#### [EXERCISE]
Where does the string "icon" appear in the records? Copy each line that holds it.

[Opening TASK MATERIAL section]

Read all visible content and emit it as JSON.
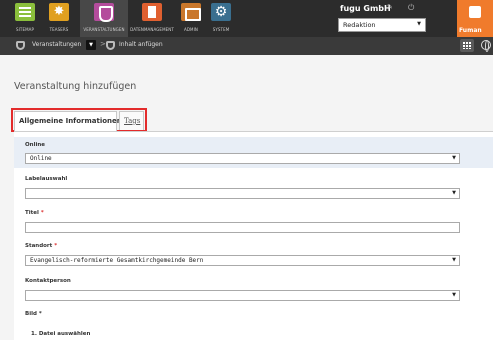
{
  "nav": {
    "items": [
      {
        "label": "SITEMAP",
        "icon": "sitemap-icon",
        "color": "#8bbf3c"
      },
      {
        "label": "TEASERS",
        "icon": "teasers-icon",
        "color": "#e0a020"
      },
      {
        "label": "VERANSTALTUNGEN",
        "icon": "events-icon",
        "color": "#b44c9c"
      },
      {
        "label": "DATENMANAGEMENT",
        "icon": "data-management-icon",
        "color": "#e06030"
      },
      {
        "label": "ADMIN",
        "icon": "admin-icon",
        "color": "#c9772b"
      },
      {
        "label": "SYSTEM",
        "icon": "system-gear-icon",
        "color": "#3a6f8f"
      }
    ],
    "active": "VERANSTALTUNGEN"
  },
  "user": {
    "company": "fugu GmbH",
    "redaktion_value": "Redaktion"
  },
  "brand": {
    "text": "Fuman",
    "color": "#f07b2c"
  },
  "breadcrumb": {
    "item1": "Veranstaltungen",
    "separator": ">",
    "item2": "Inhalt anfügen"
  },
  "page": {
    "title": "Veranstaltung hinzufügen"
  },
  "tabs": {
    "general": "Allgemeine Informationen",
    "tags": "Tags",
    "highlight_color": "#e32b2b"
  },
  "form": {
    "online": {
      "label": "Online",
      "value": "Online"
    },
    "labelauswahl": {
      "label": "Labelauswahl",
      "value": ""
    },
    "titel": {
      "label": "Titel",
      "required_mark": "*",
      "value": ""
    },
    "standort": {
      "label": "Standort",
      "required_mark": "*",
      "value": "Evangelisch-reformierte Gesamtkirchgemeinde Bern"
    },
    "kontaktperson": {
      "label": "Kontaktperson",
      "value": ""
    },
    "bild": {
      "label": "Bild",
      "required_mark": "*",
      "step1": "1. Datei auswählen"
    }
  }
}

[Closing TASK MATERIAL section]

#### [EXPECTED ANSWER]
        "icon": "sitemap-icon",
        "icon": "teasers-icon",
        "icon": "events-icon",
        "icon": "data-management-icon",
        "icon": "admin-icon",
        "icon": "system-gear-icon",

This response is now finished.